The words adventure and anthropology conjure up imagery of both the fictional Indiana Jones and real explorers, such as Hiram Bingham, credited with finding Peru’s Machu Picchu, and Howard Carter, who discovered the tomb of Tutankhamen. The history of anthropology is packed with tales of exotic destinations and unprecedented discoveries.
With the opening of Adventures in Photography: A Century of Images in Archaeology and Anthropology, SDMoM aims to showcase some of the untold stories of anthropology. Sixty vintage photographs were chosen from the University of Pennsylvania’s extensive collection, spanning over one hundred years and six continents. This exhibition was organized by the University of Pennsylvania Museum of Archaeology and Anthropology.

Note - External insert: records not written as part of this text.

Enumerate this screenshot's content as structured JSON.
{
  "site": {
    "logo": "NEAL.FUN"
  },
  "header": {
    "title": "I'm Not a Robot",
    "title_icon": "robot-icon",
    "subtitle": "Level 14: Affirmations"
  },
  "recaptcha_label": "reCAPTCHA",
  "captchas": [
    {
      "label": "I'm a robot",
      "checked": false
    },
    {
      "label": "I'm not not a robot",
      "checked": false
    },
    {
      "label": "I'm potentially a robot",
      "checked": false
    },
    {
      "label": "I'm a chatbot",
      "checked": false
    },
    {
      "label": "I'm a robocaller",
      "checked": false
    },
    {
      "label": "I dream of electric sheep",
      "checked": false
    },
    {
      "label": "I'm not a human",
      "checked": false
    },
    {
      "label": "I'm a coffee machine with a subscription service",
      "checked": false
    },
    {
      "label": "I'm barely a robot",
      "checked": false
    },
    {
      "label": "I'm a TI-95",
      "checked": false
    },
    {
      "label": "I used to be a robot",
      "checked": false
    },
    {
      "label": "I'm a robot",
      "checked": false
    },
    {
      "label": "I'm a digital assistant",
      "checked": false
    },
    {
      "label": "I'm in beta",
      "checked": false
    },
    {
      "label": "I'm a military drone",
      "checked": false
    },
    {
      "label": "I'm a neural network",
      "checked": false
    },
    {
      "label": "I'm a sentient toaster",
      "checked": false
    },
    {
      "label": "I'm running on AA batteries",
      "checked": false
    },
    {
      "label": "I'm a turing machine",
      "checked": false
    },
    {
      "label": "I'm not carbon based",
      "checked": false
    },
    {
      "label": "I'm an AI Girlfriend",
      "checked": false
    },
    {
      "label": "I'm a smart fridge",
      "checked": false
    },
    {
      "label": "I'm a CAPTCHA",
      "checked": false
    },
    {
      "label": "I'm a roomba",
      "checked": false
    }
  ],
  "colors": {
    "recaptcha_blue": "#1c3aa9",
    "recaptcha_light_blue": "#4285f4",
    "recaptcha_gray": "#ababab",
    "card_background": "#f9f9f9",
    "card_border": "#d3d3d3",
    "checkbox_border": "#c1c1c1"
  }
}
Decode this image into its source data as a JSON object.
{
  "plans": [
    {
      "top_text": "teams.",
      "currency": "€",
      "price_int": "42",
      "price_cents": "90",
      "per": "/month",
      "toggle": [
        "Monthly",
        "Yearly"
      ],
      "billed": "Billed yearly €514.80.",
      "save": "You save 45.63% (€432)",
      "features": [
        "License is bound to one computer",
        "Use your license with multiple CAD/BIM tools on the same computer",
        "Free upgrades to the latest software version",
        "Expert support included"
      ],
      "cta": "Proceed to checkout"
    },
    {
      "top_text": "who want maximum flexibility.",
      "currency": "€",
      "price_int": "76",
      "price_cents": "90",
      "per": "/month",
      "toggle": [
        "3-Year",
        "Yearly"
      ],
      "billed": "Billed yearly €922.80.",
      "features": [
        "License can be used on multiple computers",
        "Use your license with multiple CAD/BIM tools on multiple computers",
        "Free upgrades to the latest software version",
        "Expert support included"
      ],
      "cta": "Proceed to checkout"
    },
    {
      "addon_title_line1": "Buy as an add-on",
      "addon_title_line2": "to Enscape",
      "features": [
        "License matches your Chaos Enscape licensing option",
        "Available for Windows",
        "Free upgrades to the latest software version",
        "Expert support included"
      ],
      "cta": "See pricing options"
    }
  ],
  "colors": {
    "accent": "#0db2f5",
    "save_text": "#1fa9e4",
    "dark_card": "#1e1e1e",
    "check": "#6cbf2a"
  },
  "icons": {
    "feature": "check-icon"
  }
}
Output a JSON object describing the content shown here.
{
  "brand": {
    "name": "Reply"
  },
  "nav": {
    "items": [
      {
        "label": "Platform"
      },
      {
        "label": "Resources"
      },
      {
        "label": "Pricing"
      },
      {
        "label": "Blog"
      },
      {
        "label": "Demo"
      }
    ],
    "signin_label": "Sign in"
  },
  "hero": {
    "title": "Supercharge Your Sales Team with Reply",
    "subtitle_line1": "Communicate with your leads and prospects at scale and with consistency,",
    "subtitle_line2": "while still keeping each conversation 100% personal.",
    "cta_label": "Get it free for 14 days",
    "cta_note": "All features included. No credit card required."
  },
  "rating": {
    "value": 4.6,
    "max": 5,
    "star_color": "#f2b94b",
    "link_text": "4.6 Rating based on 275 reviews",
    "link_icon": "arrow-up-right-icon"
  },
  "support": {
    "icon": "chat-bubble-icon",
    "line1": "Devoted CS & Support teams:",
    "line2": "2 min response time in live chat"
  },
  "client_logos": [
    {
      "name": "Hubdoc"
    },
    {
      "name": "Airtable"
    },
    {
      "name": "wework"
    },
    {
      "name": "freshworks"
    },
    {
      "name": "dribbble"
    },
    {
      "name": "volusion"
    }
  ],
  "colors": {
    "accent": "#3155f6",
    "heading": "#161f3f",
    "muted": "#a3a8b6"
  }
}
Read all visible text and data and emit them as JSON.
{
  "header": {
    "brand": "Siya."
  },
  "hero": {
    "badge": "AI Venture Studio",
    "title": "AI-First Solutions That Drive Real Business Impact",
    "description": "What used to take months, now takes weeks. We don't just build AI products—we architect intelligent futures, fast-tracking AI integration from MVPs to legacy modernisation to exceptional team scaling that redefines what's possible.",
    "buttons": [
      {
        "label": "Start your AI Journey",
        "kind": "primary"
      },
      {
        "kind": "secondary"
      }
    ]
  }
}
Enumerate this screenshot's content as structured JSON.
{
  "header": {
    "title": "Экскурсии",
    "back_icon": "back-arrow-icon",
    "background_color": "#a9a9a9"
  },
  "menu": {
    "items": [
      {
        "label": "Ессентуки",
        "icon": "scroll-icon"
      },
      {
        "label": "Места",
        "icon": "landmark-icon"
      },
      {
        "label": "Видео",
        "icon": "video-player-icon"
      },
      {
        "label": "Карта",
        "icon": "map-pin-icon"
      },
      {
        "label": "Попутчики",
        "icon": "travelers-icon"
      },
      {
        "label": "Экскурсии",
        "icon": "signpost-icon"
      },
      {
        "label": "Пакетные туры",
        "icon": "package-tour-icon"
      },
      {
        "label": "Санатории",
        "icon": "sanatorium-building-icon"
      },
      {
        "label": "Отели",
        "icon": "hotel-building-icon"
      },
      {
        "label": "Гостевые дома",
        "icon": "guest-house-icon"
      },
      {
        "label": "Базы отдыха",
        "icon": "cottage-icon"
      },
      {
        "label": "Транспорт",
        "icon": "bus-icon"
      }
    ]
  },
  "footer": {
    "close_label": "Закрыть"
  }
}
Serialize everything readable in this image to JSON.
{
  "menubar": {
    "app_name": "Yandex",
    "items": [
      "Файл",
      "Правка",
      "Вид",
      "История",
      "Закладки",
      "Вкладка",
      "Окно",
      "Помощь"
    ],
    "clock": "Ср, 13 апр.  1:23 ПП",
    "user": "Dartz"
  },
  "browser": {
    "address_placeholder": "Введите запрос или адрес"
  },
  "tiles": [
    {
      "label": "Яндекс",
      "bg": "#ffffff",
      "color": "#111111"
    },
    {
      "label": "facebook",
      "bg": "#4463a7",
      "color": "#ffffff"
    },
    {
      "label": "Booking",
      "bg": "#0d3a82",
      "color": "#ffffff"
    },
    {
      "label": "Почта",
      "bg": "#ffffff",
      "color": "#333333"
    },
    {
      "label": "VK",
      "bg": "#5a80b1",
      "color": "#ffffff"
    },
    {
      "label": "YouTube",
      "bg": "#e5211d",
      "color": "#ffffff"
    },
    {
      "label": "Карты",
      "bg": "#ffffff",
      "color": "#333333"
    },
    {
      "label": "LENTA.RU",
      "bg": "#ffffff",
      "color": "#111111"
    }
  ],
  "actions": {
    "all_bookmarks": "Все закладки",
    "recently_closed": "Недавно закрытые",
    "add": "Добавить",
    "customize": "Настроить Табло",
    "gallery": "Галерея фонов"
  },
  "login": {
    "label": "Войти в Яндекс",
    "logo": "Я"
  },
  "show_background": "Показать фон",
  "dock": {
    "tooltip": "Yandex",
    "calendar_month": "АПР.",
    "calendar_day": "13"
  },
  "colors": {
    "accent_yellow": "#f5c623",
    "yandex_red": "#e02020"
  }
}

The journey begins in Nippur (in modern day Iraq), in 1895, when anthropologists uncovered a series of cuneiform tablets that “formed the basis of our understanding of the first literate society in the world, the Sumerians.” Harriet Boyd Hawes, the first woman to excavate on the island of Crete (1901 – 1904), is also featured, shown with her full staff of male workers. Two additional photographs depict excavations of the ancient Maya city of Tikal, in Guatemala, which since has become one of the most important Maya archaeological sites on record.
The faces of people from all over the world peer back from the past, showing both the uniqueness and the commonalities among us all. Come join us for your own Adventure now through January 13, 2013. Check for our listing of public programs at www.museumofman.org/calendar.
Click on image to enlarge.
All images are the sole property of the University of Pennsylvania Museum of Archaeology and Anthropology.